three stops on its route; the ride is free and so is the fun of riding it between the two
67. When the stars of the 1950s movie “T-Men” took a break from chasing counterfeiters to grab
some lunch, they dined at Farmers Market.
68. When the stars of “Stigmata” stroll down a foggy shopping area in Pittsburgh, they’re really
in the aisles of Farmers Market.
69. When Dick Van Dyke and his son visit a Chinese Herb Shop during an episode of “Diagnosis
Murder,” they’re in a Farmers Market fruit stand.
70. Every Summer, Farmers Market hosts two highly popular – and absolutely free – music
series, Thursday Evening Jazz and Friday Night Concerts. Both series feature some of the most
talented musicians in Los Angeles (and from as far as Texas, Chicago, New Orleans and South
71. In 1938, before the Market was open for evening enjoyment, it was once taken over by The
Hollywood Women’s Press Club to raise funds for the Red Cross. Among the many celebrities
who worked behind the counters at the Market that evening were Shirley Temple, whose
presence drew such a crowd that, out of concern for her safety, the fire department had to cut a
hole in the roof of the shop to rescue the moppet from the crush of the crowd.
72. The Market’s Dining Deck, an ideal place to eat and enjoy an expansive view of the
Hollywood Hills, features Portraits Of The Market, a magnificent photo gallery of Market people
created by screenwriter Leon Capetanos.
73. AMA, the robot who sits by the entrance to Kip’s Toyland and Ama’s dog, Togo, are both
constructed entirely of spare parts found lying around the Market’s carpentry shop.
74. Among the Market’s remarkable array of restaurants, at least 16 different ethnic or cultural
cuisines are readily available, ranging from Asian and Argentinean to French, Mediterranean,
Greek and Mexican.
75. When Walt Disney was preparing his early designs for a place called Disneyland, he did
some of his work while dining on Farmers Market patios. Elements of the Market’s unique design
are incorporated into his original drawings.

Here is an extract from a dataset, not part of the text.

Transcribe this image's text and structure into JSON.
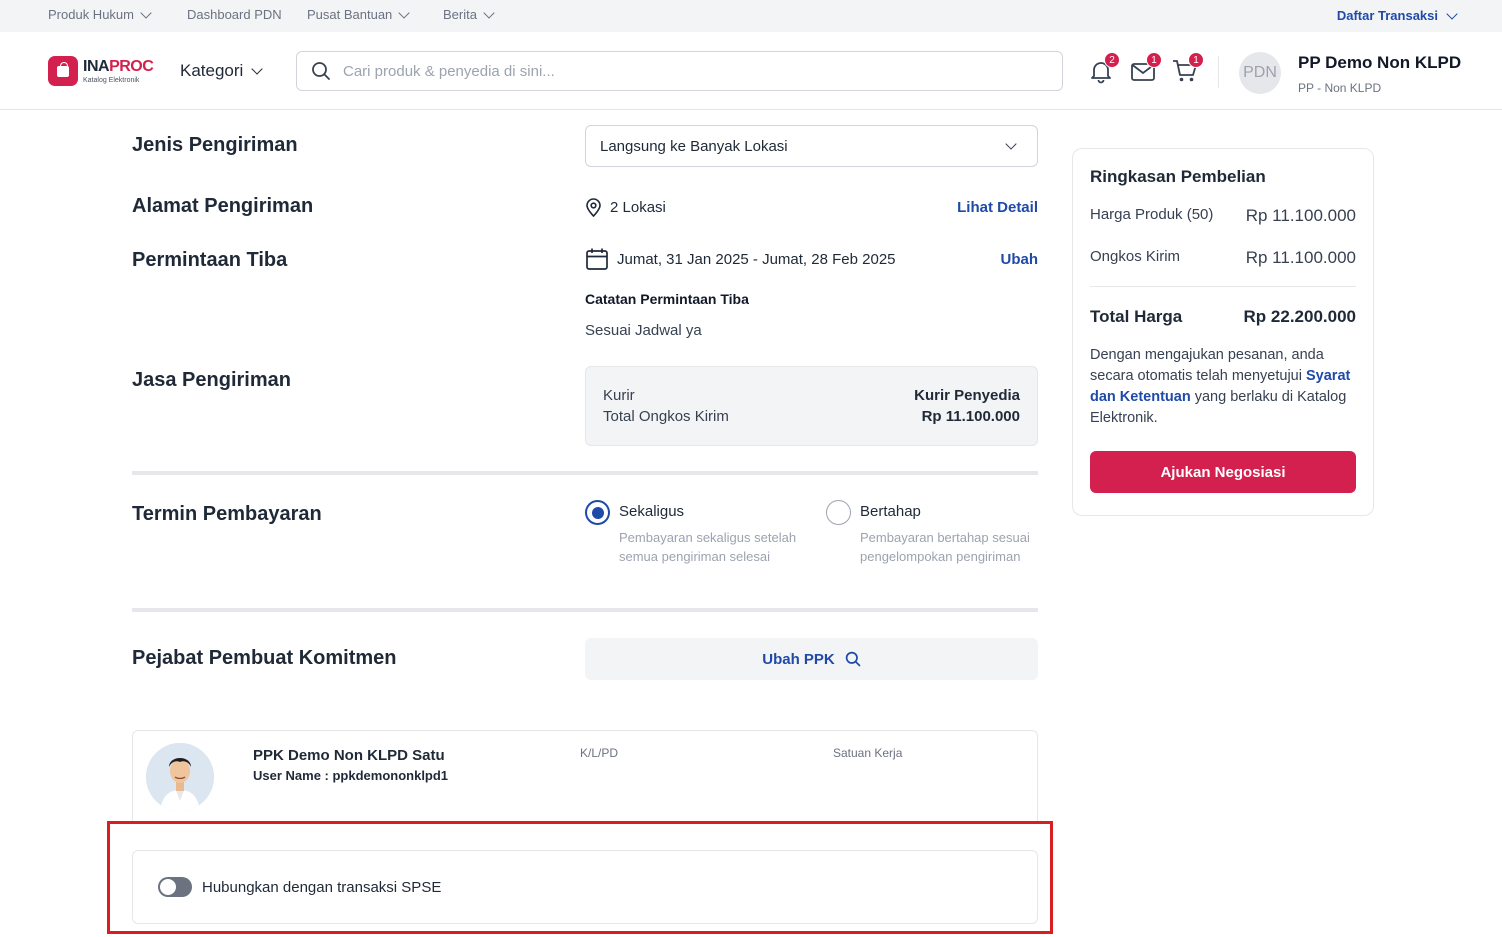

76. Clark Gable, Claudette Colbert and “It Happened One Night” won Oscars, St. Louis shut out
Detroit to win the World Series, and “Blue Moon” topped the pop music charts. In 1934, these
achievements were, in retrospect, eclipsed by another notable event: “Meet Me at 3rd & Fairfax”
became the most delightful invitation ever offered – it has remained so for three-quarters of a
77. Farmers Market has been described by the Los Angeles Times as “the number one place in
L.A. to spot stars.”